Sorry, Stephen G., but many dictionaries, especially American college dictionariesdo try to outdo each other in the number of entries listed in the jacket marketing text, and in the prominent entries and buzzwords you can find while browsing in the bookstore, at the expense of more valuable lexicographical definitions. They insert non-dictionary encyclopedic entries for self-promotion, with questionable actual value for the customer. Landau 2001, Dictionaries: The Art and Craft of Lexicography says so, in pretty much so many words. If you doubt it, I can hunt down some quotations.
But we don't add any value, or save any bookshelf space, by adding an inadequate copy of a Wikipedia entry instead of a link. Aping the print dictionaries' marketing strategies is a disservice to our “customers.” We also don't have any mandate to translate the name of every person, place and thing into other languages.

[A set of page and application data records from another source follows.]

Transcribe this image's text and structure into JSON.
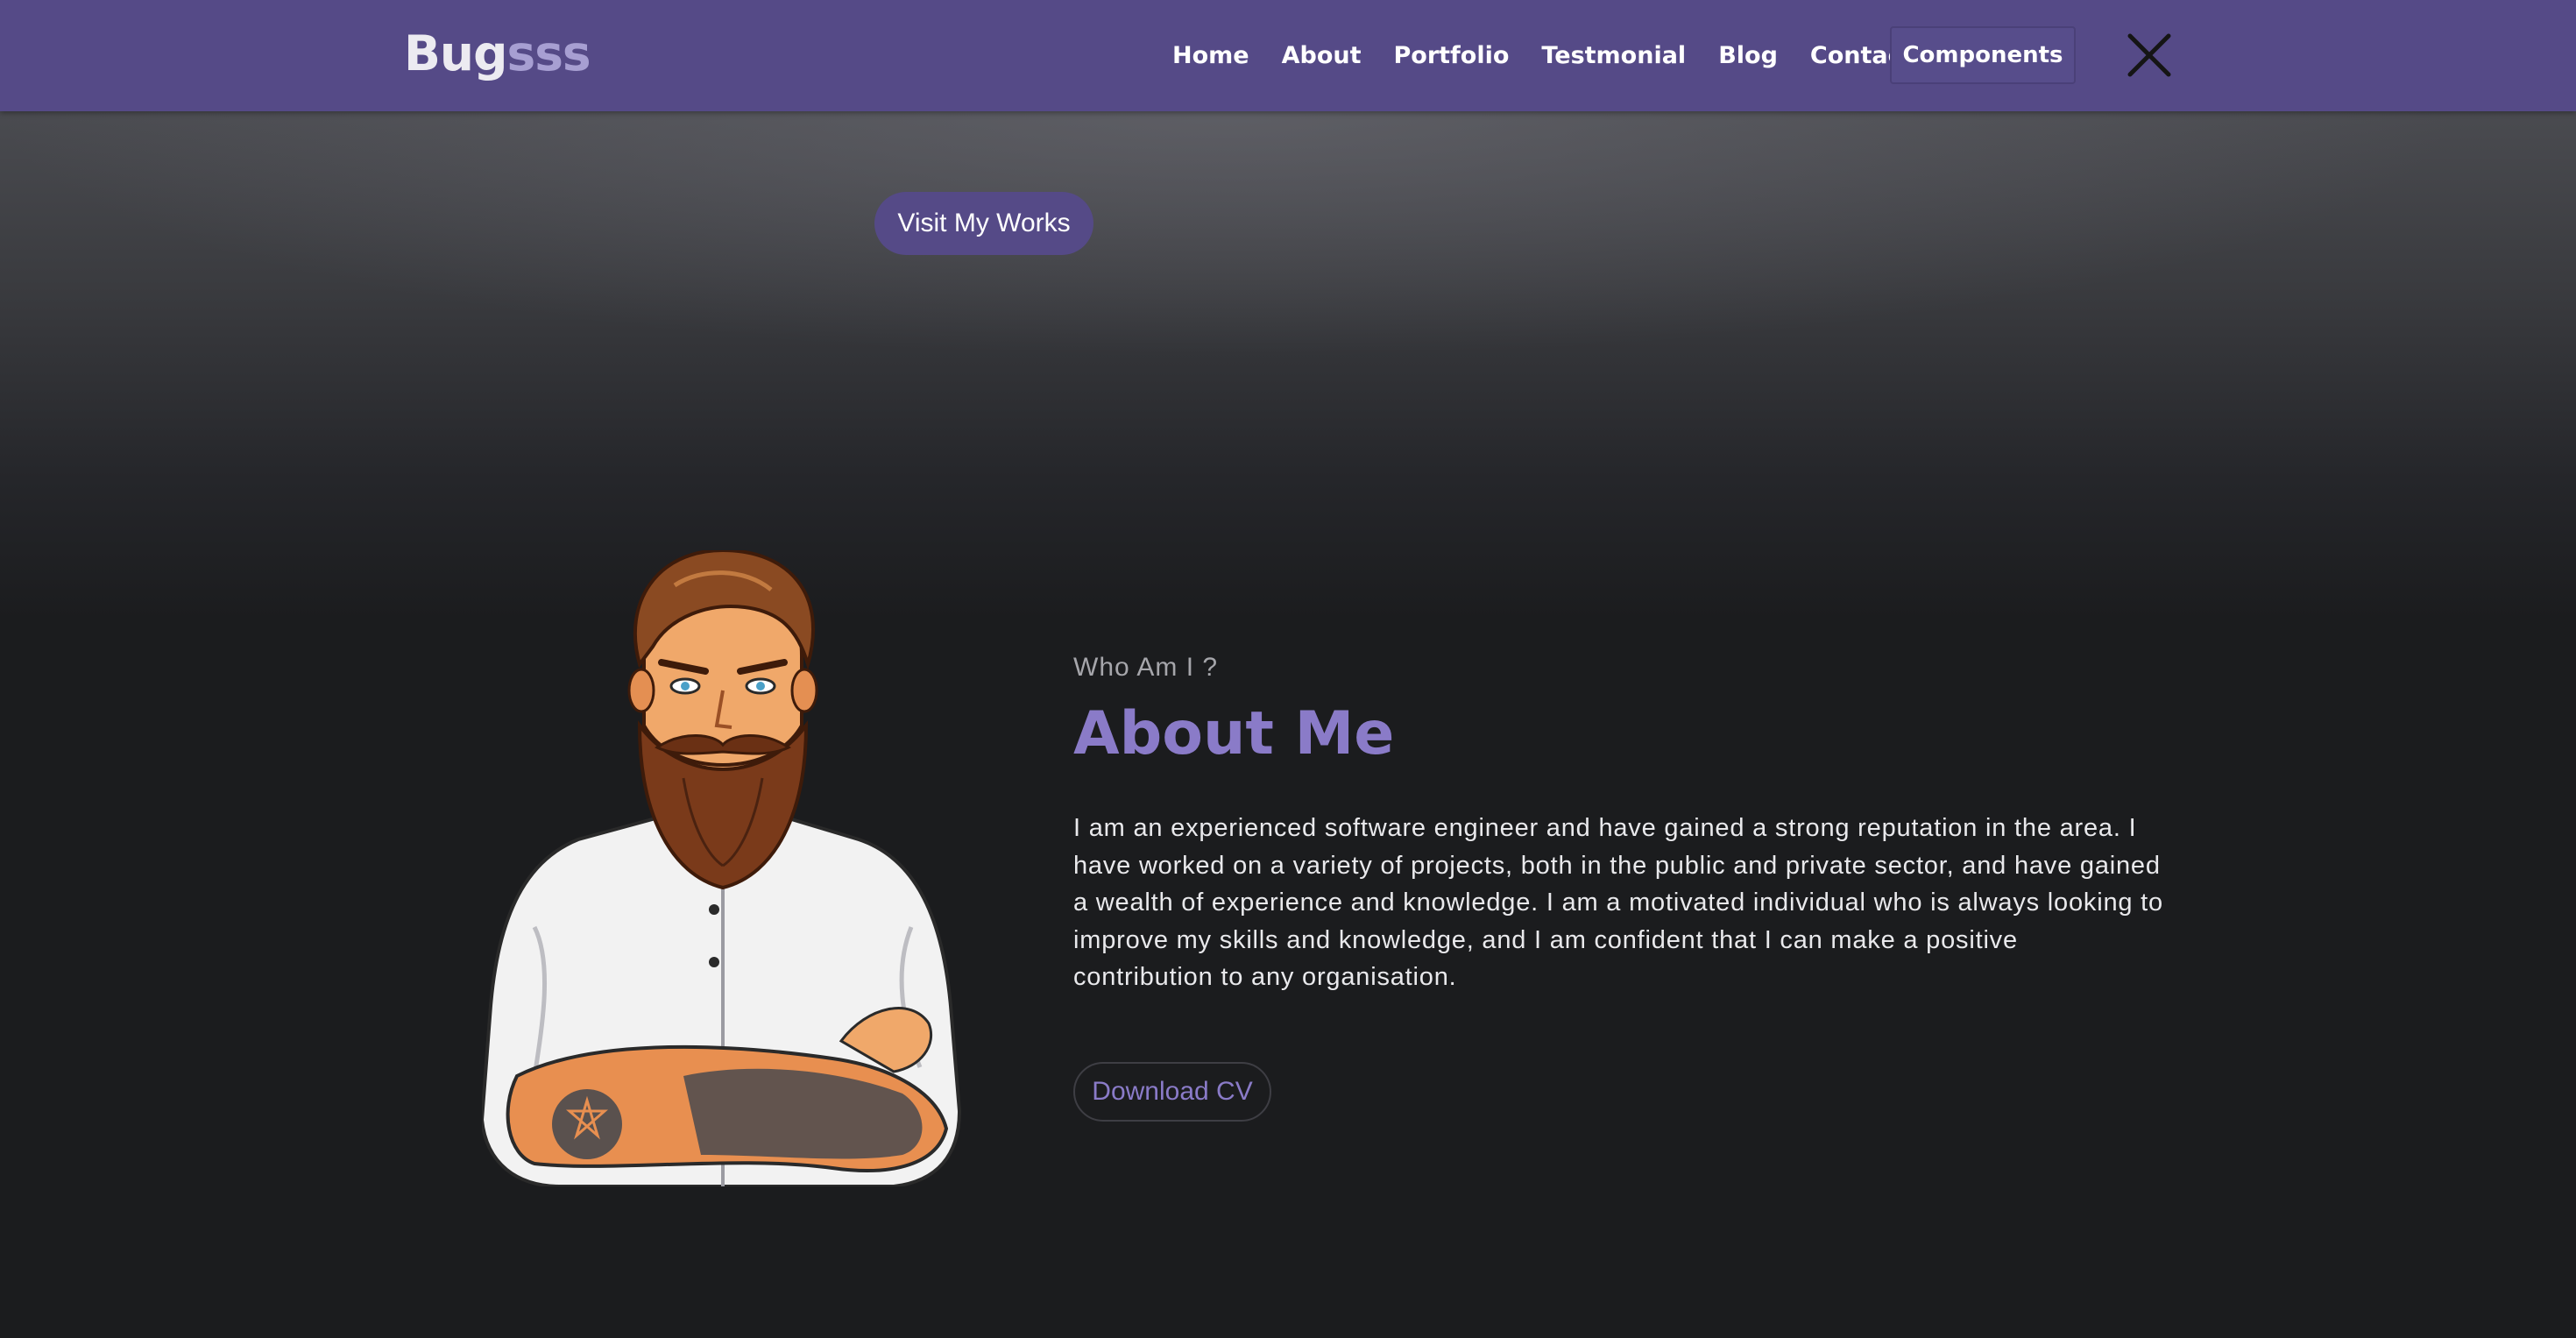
{
  "header": {
    "brand_primary": "Bug",
    "brand_secondary": "sss",
    "nav": [
      {
        "label": "Home"
      },
      {
        "label": "About"
      },
      {
        "label": "Portfolio"
      },
      {
        "label": "Testmonial"
      },
      {
        "label": "Blog"
      },
      {
        "label": "Contact"
      }
    ],
    "components_label": "Components",
    "close_icon": "close-icon"
  },
  "hero": {
    "visit_label": "Visit My Works"
  },
  "about": {
    "subtitle": "Who Am I ?",
    "title": "About Me",
    "description": "I am an experienced software engineer and have gained a strong reputation in the area. I have worked on a variety of projects, both in the public and private sector, and have gained a wealth of experience and knowledge. I am a motivated individual who is always looking to improve my skills and knowledge, and I am confident that I can make a positive contribution to any organisation.",
    "download_label": "Download CV",
    "portrait_icon": "bearded-man-portrait"
  },
  "colors": {
    "brand_purple": "#554a87",
    "accent_lavender": "#8a7bc8",
    "background_dark": "#1b1c1e"
  }
}
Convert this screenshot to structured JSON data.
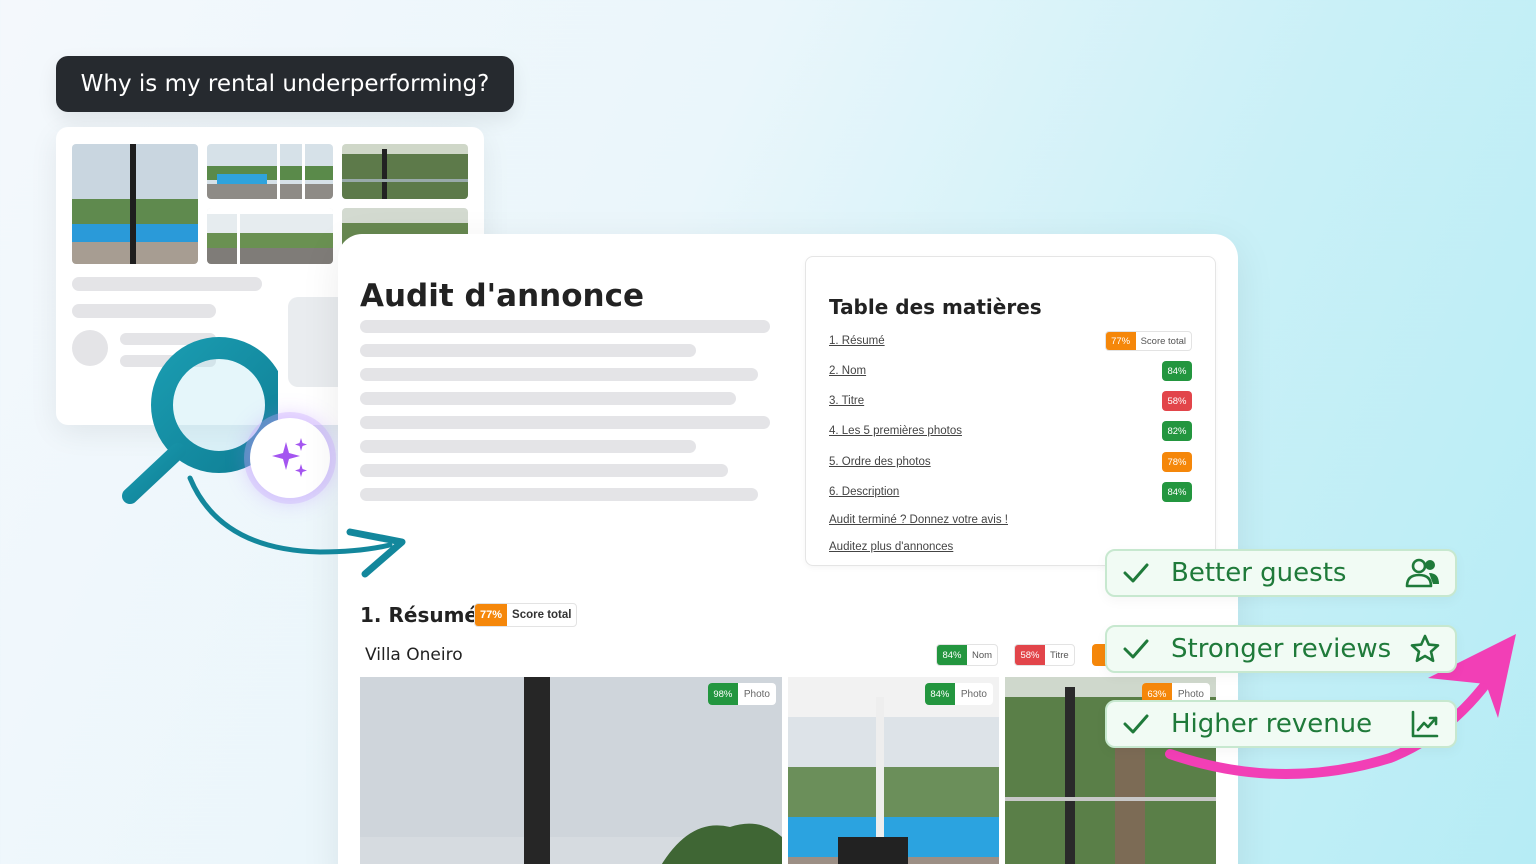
{
  "question": "Why is my rental underperforming?",
  "report": {
    "title": "Audit d'annonce",
    "toc": {
      "title": "Table des matières",
      "items": [
        {
          "label": "1. Résumé",
          "score": "77%",
          "extra": "Score total",
          "color": "#f5870a"
        },
        {
          "label": "2. Nom",
          "score": "84%",
          "color": "#23963f"
        },
        {
          "label": "3. Titre",
          "score": "58%",
          "color": "#e2454a"
        },
        {
          "label": "4. Les 5 premières photos",
          "score": "82%",
          "color": "#23963f"
        },
        {
          "label": "5. Ordre des photos",
          "score": "78%",
          "color": "#f5870a"
        },
        {
          "label": "6. Description",
          "score": "84%",
          "color": "#23963f"
        }
      ],
      "feedback_link": "Audit terminé ? Donnez votre avis !",
      "more_link": "Auditez plus d'annonces"
    },
    "summary": {
      "title": "1. Résumé",
      "score": "77%",
      "score_label": "Score total",
      "listing_name": "Villa Oneiro",
      "badges": [
        {
          "score": "84%",
          "label": "Nom"
        },
        {
          "score": "58%",
          "label": "Titre"
        }
      ],
      "photos": [
        {
          "score": "98%",
          "label": "Photo"
        },
        {
          "score": "84%",
          "label": "Photo"
        },
        {
          "score": "63%",
          "label": "Photo"
        }
      ]
    }
  },
  "benefits": [
    {
      "text": "Better guests",
      "icon": "users-icon"
    },
    {
      "text": "Stronger reviews",
      "icon": "star-icon"
    },
    {
      "text": "Higher revenue",
      "icon": "chart-up-icon"
    }
  ],
  "colors": {
    "green": "#23963f",
    "red": "#e2454a",
    "orange": "#f5870a",
    "teal": "#1a9bb0",
    "pink": "#f23fb6",
    "benefit_green": "#1f7a3a"
  }
}
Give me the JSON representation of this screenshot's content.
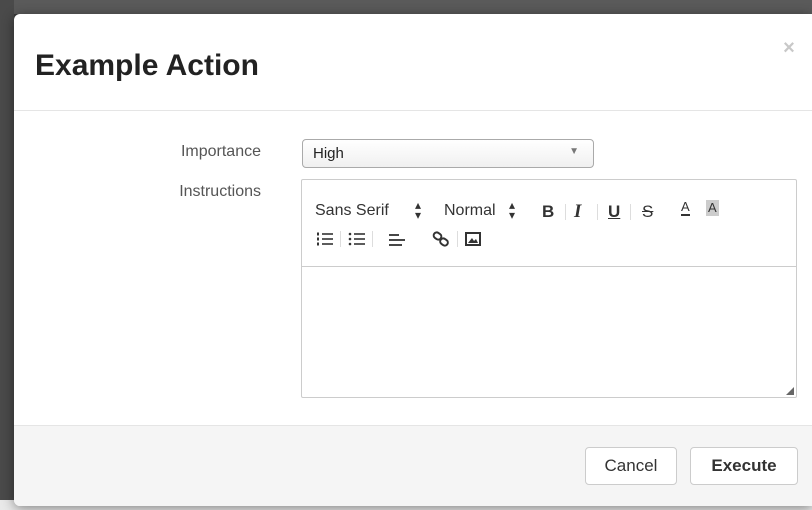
{
  "modal": {
    "title": "Example Action",
    "close_symbol": "×"
  },
  "form": {
    "importance": {
      "label": "Importance",
      "selected": "High"
    },
    "instructions": {
      "label": "Instructions",
      "toolbar": {
        "font_family": "Sans Serif",
        "font_size": "Normal",
        "bold": "B",
        "italic": "I",
        "underline": "U",
        "strike": "S",
        "color": "A",
        "background": "A"
      },
      "content": ""
    }
  },
  "footer": {
    "cancel_label": "Cancel",
    "execute_label": "Execute"
  },
  "icons": [
    "close-icon",
    "chevron-down-icon",
    "ordered-list-icon",
    "bullet-list-icon",
    "align-icon",
    "link-icon",
    "image-icon",
    "resize-grip-icon"
  ]
}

RFV passed as "clearly widespread use". The conclusion of RFD was to keep it because it's (sigh) a "famous place name", not because of putative attributive use or any such. It's unfortunate that the RFD discussion bore so little connection to any of our stated CFI, but I don't see that a lack of attributive citations really affects that outcome. Sorry, DCDuring. (And sorry, anyone who thinks our policies should be more than just something to bludgeon newbies with.) —RuakhTALK 04:58, 5 December 2009 (UTC)
I enthusiastically agree that this is the right result. There are many proper nouns that are used this way (metaphorically ?). A usage note to guide users to some uses of the metaphor might be nice. In my ideal non-Gazetteer Wiktionary, I would really like this kind of criterion formalized. Even if we go the Gazetteer route, it illustrates a mode of use for other classes of proper nouns. In the interim, this is a very useful "common-law" precedent for how we, um, interpret and apply existing CFI. DCDuringTALK 12:09, 5 December 2009 (UTC)